The response should consist of every line below, unchanged.

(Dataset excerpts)
════════

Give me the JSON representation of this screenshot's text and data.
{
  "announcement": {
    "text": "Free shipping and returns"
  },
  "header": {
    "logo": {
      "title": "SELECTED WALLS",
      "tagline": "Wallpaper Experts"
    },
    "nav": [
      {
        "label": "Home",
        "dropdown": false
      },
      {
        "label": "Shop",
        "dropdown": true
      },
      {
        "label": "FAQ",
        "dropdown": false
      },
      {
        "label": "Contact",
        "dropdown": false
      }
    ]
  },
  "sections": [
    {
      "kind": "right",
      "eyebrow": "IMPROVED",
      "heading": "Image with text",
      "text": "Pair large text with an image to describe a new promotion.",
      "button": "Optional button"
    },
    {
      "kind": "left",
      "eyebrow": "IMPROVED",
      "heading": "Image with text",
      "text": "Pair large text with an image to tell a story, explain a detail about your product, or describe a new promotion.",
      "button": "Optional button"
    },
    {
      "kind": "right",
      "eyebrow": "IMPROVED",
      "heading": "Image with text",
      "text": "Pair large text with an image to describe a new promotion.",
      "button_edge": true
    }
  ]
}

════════

SOLUTION TO THIS TASK –
Give me the JSON representation of this screenshot's text and data.
{
  "announcement": {
    "text": "Free shipping and returns"
  },
  "header": {
    "logo": {
      "title": "SELECTED WALLS",
      "tagline": "Wallpaper Experts"
    },
    "nav": [
      {
        "label": "Home",
        "dropdown": false
      },
      {
        "label": "Shop",
        "dropdown": true
      },
      {
        "label": "FAQ",
        "dropdown": false
      },
      {
        "label": "Contact",
        "dropdown": false
      }
    ]
  },
  "sections": [
    {
      "kind": "right",
      "eyebrow": "IMPROVED",
      "heading": "Image with text",
      "text": "Pair large text with an image to describe a new promotion.",
      "button": "Optional button"
    },
    {
      "kind": "left",
      "eyebrow": "IMPROVED",
      "heading": "Image with text",
      "text": "Pair large text with an image to tell a story, explain a detail about your product, or describe a new promotion.",
      "button": "Optional button"
    },
    {
      "kind": "right",
      "eyebrow": "IMPROVED",
      "heading": "Image with text",
      "text": "Pair large text with an image to describe a new promotion.",
      "button_edge": true
    }
  ]
}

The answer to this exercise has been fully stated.